HOUSTON — The wholesale price for gasoline produced on the Gulf Coast jumped about 30 percent on the spot market Thursday as Hurricane Ike churned toward Texas and its massive petroleum refining infrastructure.
The wholesale price for a gallon of gasoline rose about $1 to $4.25 Thursday morning, topping the high price five years ago when hurricanes Katrina and Rita raked the Gulf Coast, said Tom Kloza, publisher of the Oil Price Information Service in Wall, N.J.
“It’s pure panic,” Kloza said. “It’s related to the fact that there are worries about whether there’s going to be enough (gasoline) in the distribution system to satisfy some of the September pumping needs on the Gulf Coast.”

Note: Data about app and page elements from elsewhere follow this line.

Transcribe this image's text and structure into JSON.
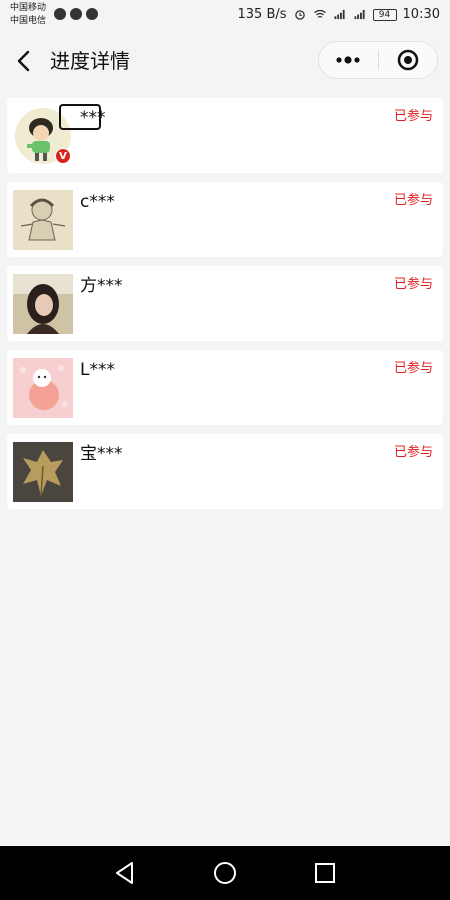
{
  "status_bar": {
    "carrier_1": "中国移动",
    "carrier_2": "中国电信",
    "speed": "135 B/s",
    "battery": "94",
    "time": "10:30"
  },
  "nav": {
    "title": "进度详情"
  },
  "participants": [
    {
      "name": "***",
      "status": "已参与",
      "verified_badge": "V"
    },
    {
      "name": "c***",
      "status": "已参与"
    },
    {
      "name": "方***",
      "status": "已参与"
    },
    {
      "name": "L***",
      "status": "已参与"
    },
    {
      "name": "宝***",
      "status": "已参与"
    }
  ],
  "colors": {
    "status_red": "#e02020",
    "background": "#f4f4f4",
    "card": "#ffffff"
  }
}
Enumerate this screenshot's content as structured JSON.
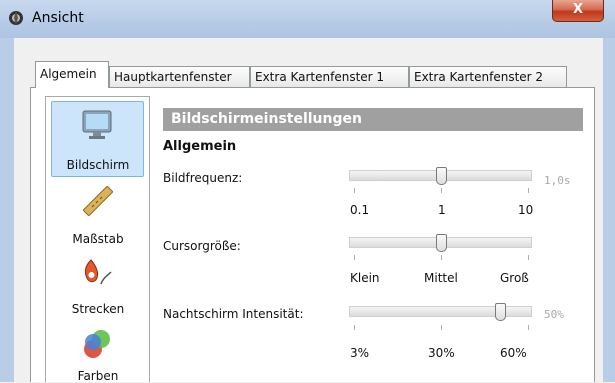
{
  "window": {
    "title": "Ansicht",
    "close_label": "X"
  },
  "tabs": [
    {
      "label": "Algemein",
      "active": true
    },
    {
      "label": "Hauptkartenfenster",
      "active": false
    },
    {
      "label": "Extra Kartenfenster 1",
      "active": false
    },
    {
      "label": "Extra Kartenfenster 2",
      "active": false
    }
  ],
  "categories": [
    {
      "label": "Bildschirm",
      "icon": "monitor-icon",
      "selected": true
    },
    {
      "label": "Maßstab",
      "icon": "ruler-icon",
      "selected": false
    },
    {
      "label": "Strecken",
      "icon": "route-pin-icon",
      "selected": false
    },
    {
      "label": "Farben",
      "icon": "color-circles-icon",
      "selected": false
    }
  ],
  "section": {
    "title": "Bildschirmeinstellungen",
    "subtitle": "Allgemein"
  },
  "settings": {
    "frame_rate": {
      "label": "Bildfrequenz:",
      "value_text": "1,0s",
      "ticks": [
        "0.1",
        "1",
        "10"
      ],
      "position": 0.5
    },
    "cursor_size": {
      "label": "Cursorgröße:",
      "ticks": [
        "Klein",
        "Mittel",
        "Groß"
      ],
      "position": 0.5
    },
    "night_intensity": {
      "label": "Nachtschirm Intensität:",
      "value_text": "50%",
      "ticks": [
        "3%",
        "30%",
        "60%"
      ],
      "position": 0.82
    }
  },
  "colors": {
    "selection_bg": "#cde5fb",
    "header_bg": "#a0a0a0",
    "close_red": "#c0381c"
  }
}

The spike will almost certainly lead to high pump prices for consumers, as the gasoline makes it way from the wholesale market to retailers.
Sign Up and Save
Get six months of free digital access to the Star-Telegram
Up to now, neither Ike nor Hurricane Gustav, which struck Louisiana earlier this month, has caused a significant increase in gasoline prices.
The average national retail price of a gallon of regular unleaded gasoline was at $3.671 on Thursday, up a couple of cents in the past two days, according to auto club AAA, the Oil Price Information Service and Wright Express.
That all changed on the wholesale market Thursday, Kloza said, largely from concerns about the potential damage Ike may cause to refineries along the Texas coast.
Texas is home to 26 refineries that account for one-fourth of U.S. refining capacity, and most are clustered along the Gulf Coast in places such as Houston, Port Arthur and Corpus Christi. Exxon Mobil Corp.’s plant in Baytown, outside Houston, is the nation’s largest refinery.
“This is about refineries in the target of the storm,” Kloza said. “This is about refineries having to shut down for probably five, six, seven days even if the storm misses them.”
Kloza noted there’s no guarantee wholesale prices will remain at the levels of Thursday morning, not even for the day.
“This is going to be a day where the differences in the market are going to be measured by quarters and fifty-cent pieces as opposed to pennies,” he said. “It could be $5 a gallon at the end of the day or it could be $3 a gallon.”